--- Provided entries ---

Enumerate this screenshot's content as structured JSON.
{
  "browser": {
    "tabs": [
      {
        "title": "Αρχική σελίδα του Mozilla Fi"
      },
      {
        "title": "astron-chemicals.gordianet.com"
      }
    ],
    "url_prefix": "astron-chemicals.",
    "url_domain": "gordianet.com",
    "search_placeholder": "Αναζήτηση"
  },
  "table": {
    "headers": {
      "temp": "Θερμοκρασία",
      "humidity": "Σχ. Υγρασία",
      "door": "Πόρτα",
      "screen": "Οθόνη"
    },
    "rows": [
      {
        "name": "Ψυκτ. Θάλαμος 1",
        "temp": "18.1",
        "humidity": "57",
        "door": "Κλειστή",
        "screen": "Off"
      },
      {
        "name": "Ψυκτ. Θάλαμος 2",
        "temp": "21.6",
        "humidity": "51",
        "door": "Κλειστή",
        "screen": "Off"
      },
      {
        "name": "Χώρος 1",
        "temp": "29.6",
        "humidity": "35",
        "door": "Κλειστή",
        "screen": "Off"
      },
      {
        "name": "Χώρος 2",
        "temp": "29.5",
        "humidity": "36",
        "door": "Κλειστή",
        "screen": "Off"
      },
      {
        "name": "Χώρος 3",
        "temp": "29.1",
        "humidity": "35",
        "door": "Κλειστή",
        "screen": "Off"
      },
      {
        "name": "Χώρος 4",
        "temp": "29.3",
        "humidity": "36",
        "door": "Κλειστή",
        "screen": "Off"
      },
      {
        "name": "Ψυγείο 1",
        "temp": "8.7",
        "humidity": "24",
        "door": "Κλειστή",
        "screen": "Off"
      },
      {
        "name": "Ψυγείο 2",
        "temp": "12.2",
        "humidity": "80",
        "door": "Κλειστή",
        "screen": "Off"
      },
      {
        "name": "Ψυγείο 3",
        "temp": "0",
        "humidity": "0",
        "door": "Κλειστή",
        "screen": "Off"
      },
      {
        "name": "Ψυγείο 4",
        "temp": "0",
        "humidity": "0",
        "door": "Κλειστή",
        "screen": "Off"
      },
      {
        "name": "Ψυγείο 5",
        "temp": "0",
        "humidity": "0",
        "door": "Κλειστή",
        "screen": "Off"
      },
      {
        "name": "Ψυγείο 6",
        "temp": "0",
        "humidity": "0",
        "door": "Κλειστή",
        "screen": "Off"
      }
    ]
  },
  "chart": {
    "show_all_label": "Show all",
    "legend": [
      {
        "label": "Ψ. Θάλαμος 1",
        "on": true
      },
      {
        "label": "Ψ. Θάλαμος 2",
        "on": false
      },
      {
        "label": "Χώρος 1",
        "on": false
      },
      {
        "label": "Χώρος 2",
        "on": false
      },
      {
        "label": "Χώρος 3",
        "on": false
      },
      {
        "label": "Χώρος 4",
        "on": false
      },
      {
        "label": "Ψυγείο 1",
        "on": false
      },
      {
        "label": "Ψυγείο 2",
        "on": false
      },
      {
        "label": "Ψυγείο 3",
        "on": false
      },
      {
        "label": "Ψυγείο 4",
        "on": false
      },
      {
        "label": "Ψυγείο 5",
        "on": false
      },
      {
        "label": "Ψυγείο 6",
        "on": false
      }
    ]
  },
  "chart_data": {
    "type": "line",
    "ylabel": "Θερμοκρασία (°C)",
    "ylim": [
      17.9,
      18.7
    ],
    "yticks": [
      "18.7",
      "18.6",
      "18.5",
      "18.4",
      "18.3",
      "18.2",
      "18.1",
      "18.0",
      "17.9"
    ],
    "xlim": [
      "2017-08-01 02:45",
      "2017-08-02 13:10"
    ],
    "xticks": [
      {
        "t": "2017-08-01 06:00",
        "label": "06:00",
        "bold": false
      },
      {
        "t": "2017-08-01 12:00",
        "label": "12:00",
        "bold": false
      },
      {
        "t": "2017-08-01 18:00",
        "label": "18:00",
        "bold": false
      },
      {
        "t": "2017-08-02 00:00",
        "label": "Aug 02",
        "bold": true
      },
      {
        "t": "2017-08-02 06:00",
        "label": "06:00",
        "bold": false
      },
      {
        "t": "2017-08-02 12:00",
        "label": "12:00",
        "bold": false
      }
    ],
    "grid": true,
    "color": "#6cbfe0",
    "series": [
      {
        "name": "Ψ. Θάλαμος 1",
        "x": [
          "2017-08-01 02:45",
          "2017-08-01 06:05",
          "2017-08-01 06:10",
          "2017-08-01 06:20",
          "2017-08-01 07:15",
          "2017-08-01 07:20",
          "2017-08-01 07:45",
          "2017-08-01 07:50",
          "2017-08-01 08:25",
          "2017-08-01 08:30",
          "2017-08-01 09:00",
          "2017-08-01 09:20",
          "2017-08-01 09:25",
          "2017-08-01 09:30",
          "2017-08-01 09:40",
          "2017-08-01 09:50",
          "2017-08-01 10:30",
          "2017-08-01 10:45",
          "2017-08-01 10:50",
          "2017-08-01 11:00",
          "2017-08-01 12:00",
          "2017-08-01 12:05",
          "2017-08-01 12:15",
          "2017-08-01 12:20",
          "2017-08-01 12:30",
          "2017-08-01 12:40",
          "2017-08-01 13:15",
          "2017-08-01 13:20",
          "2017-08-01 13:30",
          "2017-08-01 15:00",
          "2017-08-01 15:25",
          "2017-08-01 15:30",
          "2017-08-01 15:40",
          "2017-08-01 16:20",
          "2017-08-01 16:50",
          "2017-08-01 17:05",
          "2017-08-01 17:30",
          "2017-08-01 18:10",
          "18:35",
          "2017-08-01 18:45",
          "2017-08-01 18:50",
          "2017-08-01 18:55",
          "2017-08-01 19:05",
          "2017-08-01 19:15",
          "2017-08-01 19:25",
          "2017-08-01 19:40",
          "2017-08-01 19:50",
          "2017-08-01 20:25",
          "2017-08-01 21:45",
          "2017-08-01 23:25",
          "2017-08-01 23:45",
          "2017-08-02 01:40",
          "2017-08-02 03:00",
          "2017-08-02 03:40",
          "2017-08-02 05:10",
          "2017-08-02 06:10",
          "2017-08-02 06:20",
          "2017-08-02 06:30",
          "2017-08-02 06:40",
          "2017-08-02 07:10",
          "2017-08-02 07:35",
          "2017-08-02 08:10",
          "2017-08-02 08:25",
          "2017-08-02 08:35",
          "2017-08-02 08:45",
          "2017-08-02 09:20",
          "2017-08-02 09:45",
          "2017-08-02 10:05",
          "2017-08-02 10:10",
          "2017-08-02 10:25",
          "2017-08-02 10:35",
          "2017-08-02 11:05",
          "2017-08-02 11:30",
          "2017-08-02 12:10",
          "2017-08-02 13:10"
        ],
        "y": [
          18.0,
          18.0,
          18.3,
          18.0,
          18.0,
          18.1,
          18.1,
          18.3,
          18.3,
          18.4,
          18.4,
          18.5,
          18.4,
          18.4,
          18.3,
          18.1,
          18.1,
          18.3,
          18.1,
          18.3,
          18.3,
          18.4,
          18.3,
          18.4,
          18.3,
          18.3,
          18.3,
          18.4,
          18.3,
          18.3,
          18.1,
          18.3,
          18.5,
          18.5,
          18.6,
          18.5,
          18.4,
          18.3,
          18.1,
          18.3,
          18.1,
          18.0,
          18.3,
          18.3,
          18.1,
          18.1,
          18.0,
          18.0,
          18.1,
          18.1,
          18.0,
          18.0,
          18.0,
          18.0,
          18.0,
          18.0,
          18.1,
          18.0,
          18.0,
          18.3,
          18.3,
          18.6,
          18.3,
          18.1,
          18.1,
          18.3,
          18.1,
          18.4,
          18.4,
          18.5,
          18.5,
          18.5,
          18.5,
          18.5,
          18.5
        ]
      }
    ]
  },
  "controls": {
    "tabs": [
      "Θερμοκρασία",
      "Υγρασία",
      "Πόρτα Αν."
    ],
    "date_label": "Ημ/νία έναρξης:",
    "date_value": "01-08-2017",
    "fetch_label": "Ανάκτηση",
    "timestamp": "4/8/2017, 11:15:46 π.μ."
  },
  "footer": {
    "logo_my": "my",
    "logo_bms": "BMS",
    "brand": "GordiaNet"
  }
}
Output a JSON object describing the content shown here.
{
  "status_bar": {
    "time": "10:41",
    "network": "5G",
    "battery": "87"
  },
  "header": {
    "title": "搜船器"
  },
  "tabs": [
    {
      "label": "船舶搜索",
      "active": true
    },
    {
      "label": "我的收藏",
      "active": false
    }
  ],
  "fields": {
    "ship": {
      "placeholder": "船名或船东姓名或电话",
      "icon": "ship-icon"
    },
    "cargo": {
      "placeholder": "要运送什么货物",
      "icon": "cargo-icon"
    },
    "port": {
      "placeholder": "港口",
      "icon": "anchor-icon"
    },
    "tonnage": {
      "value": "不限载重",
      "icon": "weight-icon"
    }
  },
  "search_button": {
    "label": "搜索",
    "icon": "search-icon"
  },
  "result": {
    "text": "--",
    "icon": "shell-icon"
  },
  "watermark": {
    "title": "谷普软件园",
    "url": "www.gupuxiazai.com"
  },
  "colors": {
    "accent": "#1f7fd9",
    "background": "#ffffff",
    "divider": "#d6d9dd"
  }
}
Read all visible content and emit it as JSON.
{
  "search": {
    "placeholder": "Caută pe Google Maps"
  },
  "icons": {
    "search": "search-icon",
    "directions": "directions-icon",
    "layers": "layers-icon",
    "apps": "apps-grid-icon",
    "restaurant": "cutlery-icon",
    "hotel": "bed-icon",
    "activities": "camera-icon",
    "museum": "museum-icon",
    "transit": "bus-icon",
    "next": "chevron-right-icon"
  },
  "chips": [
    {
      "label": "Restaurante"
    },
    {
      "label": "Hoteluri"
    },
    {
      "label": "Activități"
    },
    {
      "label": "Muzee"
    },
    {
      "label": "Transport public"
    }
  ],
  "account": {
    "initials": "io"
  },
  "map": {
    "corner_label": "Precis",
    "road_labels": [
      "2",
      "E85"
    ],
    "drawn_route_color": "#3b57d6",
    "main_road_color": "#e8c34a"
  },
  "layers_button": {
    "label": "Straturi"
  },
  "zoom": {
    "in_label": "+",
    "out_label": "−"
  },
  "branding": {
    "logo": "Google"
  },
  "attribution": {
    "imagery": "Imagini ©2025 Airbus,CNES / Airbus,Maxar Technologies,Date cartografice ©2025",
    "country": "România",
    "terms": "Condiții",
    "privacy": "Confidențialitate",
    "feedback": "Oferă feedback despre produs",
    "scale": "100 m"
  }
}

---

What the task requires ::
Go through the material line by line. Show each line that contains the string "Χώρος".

The completed task ::
        "name": "Χώρος 1",
        "name": "Χώρος 2",
        "name": "Χώρος 3",
        "name": "Χώρος 4",
        "label": "Χώρος 1",
        "label": "Χώρος 2",
        "label": "Χώρος 3",
        "label": "Χώρος 4",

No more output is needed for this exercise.